Caffeine which is most commonly consumed via coffee is the world’s most overused drug (and yes it is considered a drug as it’s a psychoactive substance which can impact brain function). Coffee is a part of many people’s morning and daily routines and it’s often used a vice to see people through the day. However, is it really good for supporting our gut health? Let’s dig a little deeper…
The Benefits of Coffee
Coffee can help to support mental alertness as it inhibits the production of adenosine (a neurotransmitter which is associated with increasing tiredness). Consequently, when adenosine is not in action we’re likely to feel more wired and alert.
Coffee may also have some potential prebiotic compounds as it contains a wide variety of plant chemicals specifically known as polyphenols which when metabolised produce beneficial polyphenol metabolites.
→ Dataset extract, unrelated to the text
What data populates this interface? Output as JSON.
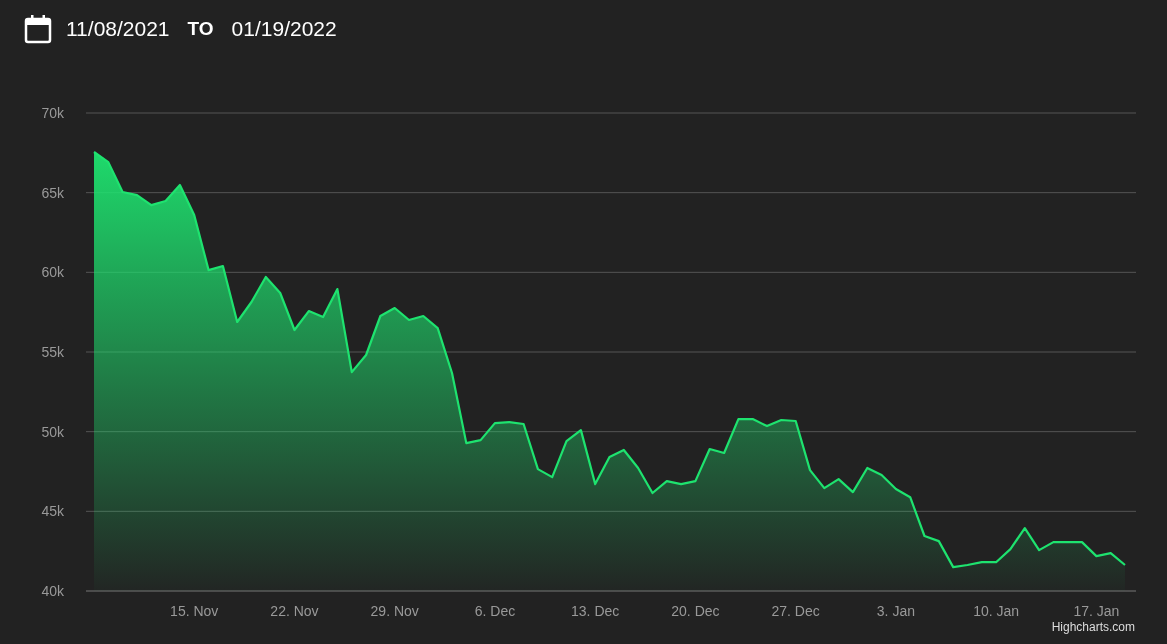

These metabolites can help to feed and nourish the beneficial bacteria in the gut which in turn cultivates a beneficial and healthy gut microbiome. These polyphenols are not only helpful in supporting our gut bacteria but they also contain antioxidant properties which can help to limit free radicals and their impact on oxidative stress.
Furthermore, additional evidence has shown that coffee can have to anti-inflammatory and antiproliferative effects on the gut lining. For some people consuming coffee can also stimulate bowel movement which can help to support excretion and reduce constipation. However, problems can occur when you’re solely relying on coffee to stimulate bowel movements. In such cases this could mask an underlying condition.
The benefits of coffee have been shown to be impacted by the amount you’re consuming. For example consuming a moderate amount of coffee was shown to have more beneficial affects on the gut bacteria than consuming little or no coffee. More interestingly is that it’s commonly believed that caffeine is having these benefits when in reality it appears to be the components of the coffee beans themselves rather than the caffeine alone.
The Cons of Coffee
Evidently for some people there really are some great benefits to consuming a modest amount of coffee. The term modest is important as much like anything we should consume too much. The recommendations for the average individual are to consume no more than 400mg of caffeine per day. This is equivalent to around 4 cups of instant coffee or 2-3 barista made coffees.
Naturally coffee also contains high levels of caffeine and consuming too much caffeine can have negative affects on stress and anxiety. Caffeine contributes to the production of the stress hormone cortisol. Consequently this can heighten feelings of stress and anxiety in those who are prone.
Furthermore, it’s common to become immune to the cognitive effects of caffeinated coffee and require more to feel the same hit. Overtime, this can lead to constant exhaustion and an increased need and reliance on coffee.
If you’re feeling drained regularly and you rely on coffee for a burst of energy I would recommend significantly reducing your coffee or cutting it out slowly. You may find your energy again. If however you’re experiencing chronic low energy please speak to your GP.
Aravind, S. M., Wichienchot, S., Tsao, R., Ramakrishnan, S., & Chakkaravarthi, S. (2021). Role of dietary polyphenols on gut microbiota, their metabolites and health benefits. Food Research International, 142, 110189.
Iriondo-DeHond, A., Uranga, J. A., Del Castillo, M. D., & Abalo, R. (2020). Effects of coffee and its components on the gastrointestinal tract and the brain–gut axis. Nutrients, 13(1), 88.